What is needed:
Locate every line in the records below that contains the word "JSON", and copy each one.

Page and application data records
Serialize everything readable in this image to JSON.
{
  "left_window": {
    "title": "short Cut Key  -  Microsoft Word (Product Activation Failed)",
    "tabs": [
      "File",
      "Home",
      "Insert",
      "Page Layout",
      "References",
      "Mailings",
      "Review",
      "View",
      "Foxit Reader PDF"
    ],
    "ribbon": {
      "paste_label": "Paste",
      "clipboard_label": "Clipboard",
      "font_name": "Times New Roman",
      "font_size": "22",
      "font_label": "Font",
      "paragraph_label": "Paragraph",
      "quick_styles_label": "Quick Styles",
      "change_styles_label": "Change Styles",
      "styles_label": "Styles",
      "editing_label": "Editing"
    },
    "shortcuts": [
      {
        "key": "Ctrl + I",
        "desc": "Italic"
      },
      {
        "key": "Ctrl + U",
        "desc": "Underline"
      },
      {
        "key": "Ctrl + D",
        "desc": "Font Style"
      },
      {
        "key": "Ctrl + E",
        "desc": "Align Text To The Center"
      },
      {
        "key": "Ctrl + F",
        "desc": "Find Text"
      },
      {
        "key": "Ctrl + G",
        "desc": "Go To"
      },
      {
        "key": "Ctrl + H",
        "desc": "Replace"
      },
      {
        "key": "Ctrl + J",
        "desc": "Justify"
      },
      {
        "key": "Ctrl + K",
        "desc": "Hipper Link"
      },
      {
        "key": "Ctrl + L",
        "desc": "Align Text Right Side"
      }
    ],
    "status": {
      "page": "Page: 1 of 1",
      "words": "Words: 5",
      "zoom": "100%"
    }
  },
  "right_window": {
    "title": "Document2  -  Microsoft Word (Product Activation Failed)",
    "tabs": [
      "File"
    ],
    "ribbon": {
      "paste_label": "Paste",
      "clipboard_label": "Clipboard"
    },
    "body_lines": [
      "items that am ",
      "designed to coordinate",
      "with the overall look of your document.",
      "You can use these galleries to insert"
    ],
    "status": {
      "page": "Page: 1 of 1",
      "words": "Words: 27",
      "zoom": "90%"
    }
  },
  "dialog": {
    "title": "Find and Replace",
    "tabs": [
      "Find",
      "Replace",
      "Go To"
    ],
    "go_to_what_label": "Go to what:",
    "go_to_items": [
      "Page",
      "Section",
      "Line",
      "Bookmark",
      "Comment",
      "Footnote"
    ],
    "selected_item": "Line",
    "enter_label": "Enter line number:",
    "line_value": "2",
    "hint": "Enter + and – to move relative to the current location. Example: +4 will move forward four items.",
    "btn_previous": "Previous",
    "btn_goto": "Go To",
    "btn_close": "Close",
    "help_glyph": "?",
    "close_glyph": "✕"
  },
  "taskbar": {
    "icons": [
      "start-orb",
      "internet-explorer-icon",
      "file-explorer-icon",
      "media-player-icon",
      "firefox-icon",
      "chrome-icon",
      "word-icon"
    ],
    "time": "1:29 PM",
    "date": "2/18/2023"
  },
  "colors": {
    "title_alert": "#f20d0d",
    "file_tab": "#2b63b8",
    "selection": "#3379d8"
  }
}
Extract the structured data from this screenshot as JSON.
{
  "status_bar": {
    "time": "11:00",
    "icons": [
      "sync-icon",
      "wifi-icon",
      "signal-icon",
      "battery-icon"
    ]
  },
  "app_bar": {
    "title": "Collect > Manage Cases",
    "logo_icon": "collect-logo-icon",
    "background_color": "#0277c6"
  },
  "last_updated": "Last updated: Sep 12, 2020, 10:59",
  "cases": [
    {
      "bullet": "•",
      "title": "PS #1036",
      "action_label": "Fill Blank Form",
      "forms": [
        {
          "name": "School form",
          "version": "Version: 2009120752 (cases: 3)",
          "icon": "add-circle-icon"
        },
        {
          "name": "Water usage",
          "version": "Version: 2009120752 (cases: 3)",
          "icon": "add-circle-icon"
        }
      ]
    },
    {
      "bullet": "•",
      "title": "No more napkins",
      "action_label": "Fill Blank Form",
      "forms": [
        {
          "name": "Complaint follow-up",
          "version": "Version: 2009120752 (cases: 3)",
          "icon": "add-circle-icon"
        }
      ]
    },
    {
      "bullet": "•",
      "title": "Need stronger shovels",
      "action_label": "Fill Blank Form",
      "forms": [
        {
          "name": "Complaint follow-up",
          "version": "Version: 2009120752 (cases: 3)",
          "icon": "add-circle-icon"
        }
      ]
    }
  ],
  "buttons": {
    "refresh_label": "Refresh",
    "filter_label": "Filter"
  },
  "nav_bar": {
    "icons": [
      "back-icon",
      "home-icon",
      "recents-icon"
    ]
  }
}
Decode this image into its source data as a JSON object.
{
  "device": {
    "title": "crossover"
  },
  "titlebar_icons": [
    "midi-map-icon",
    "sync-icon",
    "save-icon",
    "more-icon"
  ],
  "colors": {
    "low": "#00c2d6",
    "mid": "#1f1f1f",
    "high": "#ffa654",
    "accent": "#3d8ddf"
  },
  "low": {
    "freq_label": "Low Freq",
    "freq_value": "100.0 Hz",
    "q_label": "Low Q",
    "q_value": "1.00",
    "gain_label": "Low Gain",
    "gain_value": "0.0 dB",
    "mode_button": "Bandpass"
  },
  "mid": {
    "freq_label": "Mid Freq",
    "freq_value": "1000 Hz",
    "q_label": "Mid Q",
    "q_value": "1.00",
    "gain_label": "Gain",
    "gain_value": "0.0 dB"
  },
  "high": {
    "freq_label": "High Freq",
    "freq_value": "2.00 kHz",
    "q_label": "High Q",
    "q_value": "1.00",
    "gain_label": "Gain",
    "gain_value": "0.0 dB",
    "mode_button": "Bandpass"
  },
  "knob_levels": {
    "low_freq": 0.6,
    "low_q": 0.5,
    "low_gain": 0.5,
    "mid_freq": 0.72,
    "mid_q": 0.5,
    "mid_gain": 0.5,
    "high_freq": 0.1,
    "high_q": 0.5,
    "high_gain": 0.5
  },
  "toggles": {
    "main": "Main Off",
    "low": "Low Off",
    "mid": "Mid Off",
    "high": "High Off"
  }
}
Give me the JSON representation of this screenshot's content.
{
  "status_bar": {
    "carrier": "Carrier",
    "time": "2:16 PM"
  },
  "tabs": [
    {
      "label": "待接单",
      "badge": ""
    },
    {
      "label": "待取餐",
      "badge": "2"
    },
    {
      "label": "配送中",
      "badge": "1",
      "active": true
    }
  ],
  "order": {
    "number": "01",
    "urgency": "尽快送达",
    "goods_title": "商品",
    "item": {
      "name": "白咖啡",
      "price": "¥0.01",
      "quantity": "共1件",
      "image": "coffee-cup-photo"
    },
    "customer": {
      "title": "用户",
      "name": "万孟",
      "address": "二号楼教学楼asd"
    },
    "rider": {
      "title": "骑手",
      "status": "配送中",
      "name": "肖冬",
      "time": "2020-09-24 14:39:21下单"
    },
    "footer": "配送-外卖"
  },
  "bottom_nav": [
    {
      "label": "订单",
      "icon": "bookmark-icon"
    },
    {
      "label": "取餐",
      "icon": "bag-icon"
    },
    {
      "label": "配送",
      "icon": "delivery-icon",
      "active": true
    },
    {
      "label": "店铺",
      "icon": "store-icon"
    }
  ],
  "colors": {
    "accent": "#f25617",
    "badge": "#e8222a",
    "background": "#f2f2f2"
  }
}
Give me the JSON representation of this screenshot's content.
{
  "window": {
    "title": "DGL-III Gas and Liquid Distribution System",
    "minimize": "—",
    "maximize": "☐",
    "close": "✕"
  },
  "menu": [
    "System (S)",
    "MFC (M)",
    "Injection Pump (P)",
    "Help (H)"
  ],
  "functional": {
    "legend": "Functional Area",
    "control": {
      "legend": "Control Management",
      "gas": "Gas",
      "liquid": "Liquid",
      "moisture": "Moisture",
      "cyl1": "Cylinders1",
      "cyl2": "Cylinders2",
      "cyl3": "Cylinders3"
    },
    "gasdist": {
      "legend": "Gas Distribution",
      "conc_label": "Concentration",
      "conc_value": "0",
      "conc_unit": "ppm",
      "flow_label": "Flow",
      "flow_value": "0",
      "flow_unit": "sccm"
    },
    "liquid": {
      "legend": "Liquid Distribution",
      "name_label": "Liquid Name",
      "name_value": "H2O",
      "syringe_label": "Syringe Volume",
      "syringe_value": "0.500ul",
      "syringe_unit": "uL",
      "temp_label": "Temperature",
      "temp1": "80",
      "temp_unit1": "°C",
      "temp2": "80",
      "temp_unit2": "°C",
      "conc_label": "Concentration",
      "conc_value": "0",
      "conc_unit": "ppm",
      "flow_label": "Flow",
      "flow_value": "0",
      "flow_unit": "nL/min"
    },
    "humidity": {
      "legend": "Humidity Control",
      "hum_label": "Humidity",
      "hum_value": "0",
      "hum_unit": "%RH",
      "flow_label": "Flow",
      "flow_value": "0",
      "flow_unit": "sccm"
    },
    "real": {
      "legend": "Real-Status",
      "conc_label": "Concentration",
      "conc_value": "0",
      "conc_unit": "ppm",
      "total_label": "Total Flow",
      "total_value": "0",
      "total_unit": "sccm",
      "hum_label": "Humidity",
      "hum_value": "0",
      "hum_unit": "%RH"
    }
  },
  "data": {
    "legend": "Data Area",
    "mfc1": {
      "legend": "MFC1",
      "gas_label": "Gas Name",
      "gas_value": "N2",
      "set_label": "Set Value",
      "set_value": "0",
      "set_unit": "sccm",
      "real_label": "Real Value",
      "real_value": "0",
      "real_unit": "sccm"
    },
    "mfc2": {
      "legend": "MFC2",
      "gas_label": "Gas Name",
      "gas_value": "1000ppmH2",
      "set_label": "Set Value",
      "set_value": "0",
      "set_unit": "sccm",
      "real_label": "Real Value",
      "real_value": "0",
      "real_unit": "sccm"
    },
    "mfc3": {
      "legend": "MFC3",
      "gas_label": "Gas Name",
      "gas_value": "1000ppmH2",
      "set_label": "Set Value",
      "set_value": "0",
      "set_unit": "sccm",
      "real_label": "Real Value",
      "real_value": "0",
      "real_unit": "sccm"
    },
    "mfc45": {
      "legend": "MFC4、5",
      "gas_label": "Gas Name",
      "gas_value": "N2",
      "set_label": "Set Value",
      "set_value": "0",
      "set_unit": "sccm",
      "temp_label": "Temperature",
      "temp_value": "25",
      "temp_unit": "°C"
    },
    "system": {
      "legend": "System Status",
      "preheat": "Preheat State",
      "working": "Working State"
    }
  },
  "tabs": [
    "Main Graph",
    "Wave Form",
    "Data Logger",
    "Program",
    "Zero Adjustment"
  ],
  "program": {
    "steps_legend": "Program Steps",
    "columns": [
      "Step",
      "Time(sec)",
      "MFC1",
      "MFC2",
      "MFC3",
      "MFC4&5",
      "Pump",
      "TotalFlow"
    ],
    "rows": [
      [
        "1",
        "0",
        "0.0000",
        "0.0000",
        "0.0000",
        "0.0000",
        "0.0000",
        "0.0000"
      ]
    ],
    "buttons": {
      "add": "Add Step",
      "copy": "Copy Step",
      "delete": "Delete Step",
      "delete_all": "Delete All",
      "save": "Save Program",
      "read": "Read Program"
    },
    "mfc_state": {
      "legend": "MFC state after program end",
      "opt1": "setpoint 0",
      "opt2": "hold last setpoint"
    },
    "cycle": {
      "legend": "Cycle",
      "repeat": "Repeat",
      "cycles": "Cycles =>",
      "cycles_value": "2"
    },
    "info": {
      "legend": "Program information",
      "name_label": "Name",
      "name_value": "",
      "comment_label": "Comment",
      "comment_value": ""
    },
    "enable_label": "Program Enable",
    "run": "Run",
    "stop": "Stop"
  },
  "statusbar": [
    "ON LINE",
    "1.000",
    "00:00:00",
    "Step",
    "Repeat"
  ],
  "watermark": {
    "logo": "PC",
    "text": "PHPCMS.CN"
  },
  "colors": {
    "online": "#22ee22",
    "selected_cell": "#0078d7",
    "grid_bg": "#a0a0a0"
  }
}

Answer area:
Serialize everything readable in this image to JSON.
Extract the structured data from this screenshot as JSON.
Decode this image into its source data as a JSON object.
Give me the JSON representation of this screenshot's content.
Give me the JSON representation of this screenshot's content.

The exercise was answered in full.